Danube River at Night – My Shot of the Day – October 16, 2014.

More Pictures of Beautiful Bratislava by Night.

We be will hosting two major events while Jim O’Donnell is in Portales:

Reading on Friday, the 23rd at 2pm in JWLA 112

Lecture on Thursday the 29th at 2pm in JWLA 112

Exploring the Rackova Valley – Tatras National Park – Slovakia (Jim O’Donnell)

We be will hosting two major events while Jim O’Donnell is in Portales:

Reading on Friday, the 23rd at 2pm in JWLA 112 (our nice, new lecture hall)

Lecture on Thursday the 29th at 2pm in JWLA 112

What are we now? Modernist? Postmodernist? How about metamodernist?

The Metamodernist Manifesto by Luke Turner BY_NC_SA

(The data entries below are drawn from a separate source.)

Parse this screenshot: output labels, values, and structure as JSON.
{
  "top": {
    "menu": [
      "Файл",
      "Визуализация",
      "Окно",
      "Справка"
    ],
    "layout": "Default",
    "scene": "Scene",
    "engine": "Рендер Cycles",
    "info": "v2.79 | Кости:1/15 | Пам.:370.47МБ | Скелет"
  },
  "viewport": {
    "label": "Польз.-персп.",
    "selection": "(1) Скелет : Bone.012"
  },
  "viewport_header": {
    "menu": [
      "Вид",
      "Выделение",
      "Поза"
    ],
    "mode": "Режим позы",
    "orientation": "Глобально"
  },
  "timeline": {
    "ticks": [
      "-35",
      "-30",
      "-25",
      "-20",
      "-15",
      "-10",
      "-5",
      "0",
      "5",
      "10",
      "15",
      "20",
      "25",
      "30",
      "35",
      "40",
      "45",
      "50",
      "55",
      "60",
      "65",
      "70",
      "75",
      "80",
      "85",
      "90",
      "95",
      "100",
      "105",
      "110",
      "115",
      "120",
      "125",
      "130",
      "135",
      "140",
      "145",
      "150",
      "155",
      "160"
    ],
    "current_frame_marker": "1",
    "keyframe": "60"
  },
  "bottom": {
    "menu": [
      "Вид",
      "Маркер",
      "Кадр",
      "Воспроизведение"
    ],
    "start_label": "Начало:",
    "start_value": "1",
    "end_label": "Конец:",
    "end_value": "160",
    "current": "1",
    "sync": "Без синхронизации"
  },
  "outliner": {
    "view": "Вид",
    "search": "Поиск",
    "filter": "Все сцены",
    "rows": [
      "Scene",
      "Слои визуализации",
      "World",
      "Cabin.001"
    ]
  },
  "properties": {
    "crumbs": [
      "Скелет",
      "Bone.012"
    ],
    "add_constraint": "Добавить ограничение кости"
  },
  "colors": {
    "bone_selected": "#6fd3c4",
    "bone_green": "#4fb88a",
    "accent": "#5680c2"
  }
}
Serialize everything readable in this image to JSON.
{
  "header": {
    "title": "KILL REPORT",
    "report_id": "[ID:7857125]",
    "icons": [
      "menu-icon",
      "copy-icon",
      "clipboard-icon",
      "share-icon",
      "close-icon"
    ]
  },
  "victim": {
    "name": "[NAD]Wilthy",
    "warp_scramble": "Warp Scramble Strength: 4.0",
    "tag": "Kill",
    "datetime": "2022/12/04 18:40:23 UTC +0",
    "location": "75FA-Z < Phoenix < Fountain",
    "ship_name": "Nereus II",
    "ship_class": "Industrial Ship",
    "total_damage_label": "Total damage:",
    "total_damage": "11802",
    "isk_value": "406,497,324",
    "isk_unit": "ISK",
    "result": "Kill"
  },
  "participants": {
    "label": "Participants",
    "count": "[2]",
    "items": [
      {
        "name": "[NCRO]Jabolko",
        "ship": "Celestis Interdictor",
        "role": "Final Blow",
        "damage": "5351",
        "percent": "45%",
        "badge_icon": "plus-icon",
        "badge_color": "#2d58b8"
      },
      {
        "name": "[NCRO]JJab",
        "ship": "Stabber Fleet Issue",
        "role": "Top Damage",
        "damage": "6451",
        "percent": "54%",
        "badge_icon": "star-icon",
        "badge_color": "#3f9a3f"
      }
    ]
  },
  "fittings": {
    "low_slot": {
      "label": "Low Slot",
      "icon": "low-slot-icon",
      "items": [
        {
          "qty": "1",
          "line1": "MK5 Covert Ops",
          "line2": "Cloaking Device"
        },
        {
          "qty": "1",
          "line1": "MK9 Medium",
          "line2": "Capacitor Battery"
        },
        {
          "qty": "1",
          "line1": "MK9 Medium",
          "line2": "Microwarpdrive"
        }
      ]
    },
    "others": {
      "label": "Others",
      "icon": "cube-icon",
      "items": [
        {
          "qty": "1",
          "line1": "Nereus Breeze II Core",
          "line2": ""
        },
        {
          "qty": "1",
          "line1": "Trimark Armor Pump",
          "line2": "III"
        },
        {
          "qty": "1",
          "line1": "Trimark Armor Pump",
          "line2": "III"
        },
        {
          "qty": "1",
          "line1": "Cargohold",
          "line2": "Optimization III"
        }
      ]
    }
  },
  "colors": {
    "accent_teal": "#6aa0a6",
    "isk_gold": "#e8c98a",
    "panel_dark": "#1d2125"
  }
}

1. We recognise oscillation to be the natural order of the world.
2. We must liberate ourselves from the inertia resulting from a century of modernist ideological naivety and the cynical insincerity of its antonymous bastard child.
3. Movement shall henceforth be enabled by way of an oscillation between positions, with diametrically opposed ideas operating like the pulsating polarities of a colossal electric machine, propelling the world into action.
4. We acknowledge the limitations inherent to all movement and experience, and the futility of any attempt to transcend the boundaries set forth therein. The essential incompleteness of a system should necessitate an adherence, not in order to achieve a given end or be slaves to its course, but rather perchance to glimpse by proxy some hidden exteriority. Existence is enriched if we set about our task as if those limits might be exceeded, for such action unfolds the world.
5. All things are caught within the irrevocable slide towards a state of maximum entropic dissemblance. Artistic creation is contingent upon the origination or revelation of difference therein. Affect at its zenith is the unmediated experience of difference in itself. It must be art’s role to explore the promise of its own paradoxical ambition by coaxing excess towards presence.
6. The present is a symptom of the twin birth of immediacy and obsolescence. Today, we are nostalgists as much as we are futurists. The new technology enables the simultaneous experience and enactment of events from a multiplicity of positions. Far from signalling its demise, these emergent networks facilitate the democratisation of history, illuminating the forking paths along which its grand narratives may navigate the here and now.
7. Just as science strives for poetic elegance, artists might assume a quest for truth. All information is grounds for knowledge, whether empirical or aphoristic, no matter its truth-value. We should embrace the scientific-poetic synthesis and informed naivety of a magical realism. Error breeds sense.
8. We propose a pragmatic romanticism unhindered by ideological anchorage. Thus, metamodernism shall be defined as the mercurial condition between and beyond irony and sincerity, naivety and knowingness, relativism and truth, optimism and doubt, in pursuit of a plurality of disparate and elusive horizons. We must go forth and oscillate!